**Instructions to follow**
The required lines are those that contain "Nested"; pull them out of the data and copy them.

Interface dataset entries
_ _ _ _
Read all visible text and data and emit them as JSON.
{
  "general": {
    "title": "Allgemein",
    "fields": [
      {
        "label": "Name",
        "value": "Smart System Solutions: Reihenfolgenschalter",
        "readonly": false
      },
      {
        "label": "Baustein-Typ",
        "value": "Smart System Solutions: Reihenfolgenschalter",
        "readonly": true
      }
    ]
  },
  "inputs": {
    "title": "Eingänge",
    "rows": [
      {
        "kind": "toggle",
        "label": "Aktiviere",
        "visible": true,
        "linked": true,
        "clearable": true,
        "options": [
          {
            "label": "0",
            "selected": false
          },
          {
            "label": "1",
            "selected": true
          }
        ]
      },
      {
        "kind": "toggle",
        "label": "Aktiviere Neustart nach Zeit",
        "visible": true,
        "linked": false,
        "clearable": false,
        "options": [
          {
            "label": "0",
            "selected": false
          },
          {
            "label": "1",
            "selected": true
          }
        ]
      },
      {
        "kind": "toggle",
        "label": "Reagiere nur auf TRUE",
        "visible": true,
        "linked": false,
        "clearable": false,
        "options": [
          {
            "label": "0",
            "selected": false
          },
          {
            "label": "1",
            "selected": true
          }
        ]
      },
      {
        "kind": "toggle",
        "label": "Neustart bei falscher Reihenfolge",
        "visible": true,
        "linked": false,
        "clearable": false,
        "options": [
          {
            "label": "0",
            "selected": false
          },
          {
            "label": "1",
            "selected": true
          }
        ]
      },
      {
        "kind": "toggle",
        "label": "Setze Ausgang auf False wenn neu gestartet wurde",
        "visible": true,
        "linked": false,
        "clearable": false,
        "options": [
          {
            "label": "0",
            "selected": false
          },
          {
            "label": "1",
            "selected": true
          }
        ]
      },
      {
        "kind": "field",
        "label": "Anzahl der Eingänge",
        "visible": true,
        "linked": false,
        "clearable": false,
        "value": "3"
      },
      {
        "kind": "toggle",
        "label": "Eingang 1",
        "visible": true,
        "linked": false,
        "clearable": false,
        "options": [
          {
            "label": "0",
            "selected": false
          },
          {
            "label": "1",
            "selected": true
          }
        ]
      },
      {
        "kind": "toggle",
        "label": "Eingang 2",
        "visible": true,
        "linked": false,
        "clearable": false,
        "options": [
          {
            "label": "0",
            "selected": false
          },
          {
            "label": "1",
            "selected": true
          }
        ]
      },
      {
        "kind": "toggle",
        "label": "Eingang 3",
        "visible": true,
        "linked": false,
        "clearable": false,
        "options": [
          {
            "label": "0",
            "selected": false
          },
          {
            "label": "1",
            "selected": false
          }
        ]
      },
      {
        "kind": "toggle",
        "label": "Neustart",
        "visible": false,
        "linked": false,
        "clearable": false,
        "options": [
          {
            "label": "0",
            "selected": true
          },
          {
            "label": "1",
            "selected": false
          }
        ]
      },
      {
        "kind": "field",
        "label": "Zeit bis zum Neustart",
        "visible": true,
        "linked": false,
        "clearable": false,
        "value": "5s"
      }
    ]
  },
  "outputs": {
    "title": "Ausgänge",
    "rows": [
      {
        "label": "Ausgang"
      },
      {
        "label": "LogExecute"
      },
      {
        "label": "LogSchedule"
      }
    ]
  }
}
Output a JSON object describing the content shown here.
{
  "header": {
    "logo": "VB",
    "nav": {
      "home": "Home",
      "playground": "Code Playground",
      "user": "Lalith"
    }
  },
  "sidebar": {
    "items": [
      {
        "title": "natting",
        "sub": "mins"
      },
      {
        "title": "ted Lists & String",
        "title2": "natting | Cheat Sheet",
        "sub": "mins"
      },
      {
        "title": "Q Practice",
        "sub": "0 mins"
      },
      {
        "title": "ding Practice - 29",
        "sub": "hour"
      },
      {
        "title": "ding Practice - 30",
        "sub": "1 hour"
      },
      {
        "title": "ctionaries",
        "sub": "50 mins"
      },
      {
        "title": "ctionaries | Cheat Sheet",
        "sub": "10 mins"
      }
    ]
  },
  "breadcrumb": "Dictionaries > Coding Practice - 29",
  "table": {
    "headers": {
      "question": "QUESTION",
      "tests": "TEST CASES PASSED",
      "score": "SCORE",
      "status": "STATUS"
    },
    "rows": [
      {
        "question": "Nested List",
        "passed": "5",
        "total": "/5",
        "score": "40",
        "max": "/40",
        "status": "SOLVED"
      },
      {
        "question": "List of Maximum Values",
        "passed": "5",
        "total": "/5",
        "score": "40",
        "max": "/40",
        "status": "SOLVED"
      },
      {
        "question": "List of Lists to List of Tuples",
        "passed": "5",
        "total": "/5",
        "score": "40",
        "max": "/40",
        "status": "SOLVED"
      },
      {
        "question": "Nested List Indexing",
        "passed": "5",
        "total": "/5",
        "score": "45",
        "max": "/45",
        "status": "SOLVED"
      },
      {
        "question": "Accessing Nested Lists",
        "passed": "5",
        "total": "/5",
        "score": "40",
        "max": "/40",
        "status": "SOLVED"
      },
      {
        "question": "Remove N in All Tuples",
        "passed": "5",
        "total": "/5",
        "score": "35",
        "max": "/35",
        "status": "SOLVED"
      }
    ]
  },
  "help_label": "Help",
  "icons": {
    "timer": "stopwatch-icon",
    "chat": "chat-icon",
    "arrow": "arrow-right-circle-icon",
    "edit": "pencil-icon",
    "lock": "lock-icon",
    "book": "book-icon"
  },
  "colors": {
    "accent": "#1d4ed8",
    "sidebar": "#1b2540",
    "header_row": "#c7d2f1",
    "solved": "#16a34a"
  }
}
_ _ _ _
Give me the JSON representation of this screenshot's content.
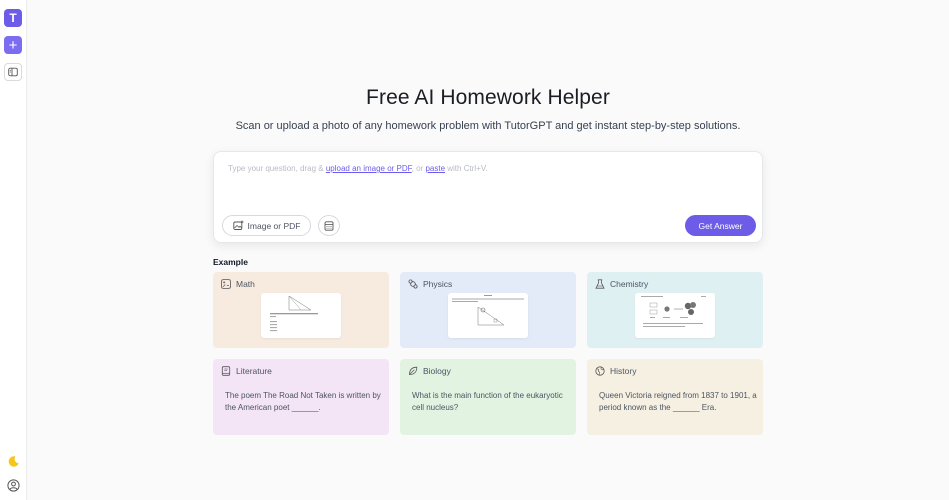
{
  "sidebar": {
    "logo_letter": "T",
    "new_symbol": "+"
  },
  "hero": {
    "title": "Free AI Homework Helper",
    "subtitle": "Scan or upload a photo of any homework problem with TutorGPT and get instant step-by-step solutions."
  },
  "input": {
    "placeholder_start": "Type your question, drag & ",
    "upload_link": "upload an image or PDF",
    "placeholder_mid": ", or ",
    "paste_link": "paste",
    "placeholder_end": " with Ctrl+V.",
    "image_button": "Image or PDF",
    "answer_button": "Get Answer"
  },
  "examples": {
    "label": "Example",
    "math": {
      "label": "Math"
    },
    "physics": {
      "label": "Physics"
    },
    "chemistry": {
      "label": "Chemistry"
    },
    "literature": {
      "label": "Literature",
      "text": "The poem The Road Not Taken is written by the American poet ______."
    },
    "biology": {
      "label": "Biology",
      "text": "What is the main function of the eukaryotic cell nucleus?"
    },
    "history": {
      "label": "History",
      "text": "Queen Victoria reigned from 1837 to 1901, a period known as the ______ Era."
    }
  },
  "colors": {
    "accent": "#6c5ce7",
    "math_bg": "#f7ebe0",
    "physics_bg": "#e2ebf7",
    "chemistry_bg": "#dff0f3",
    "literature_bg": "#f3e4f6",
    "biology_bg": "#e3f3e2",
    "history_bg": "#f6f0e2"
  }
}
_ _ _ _
**Solution**
        "question": "Nested List",
        "question": "Nested List Indexing",
        "question": "Accessing Nested Lists",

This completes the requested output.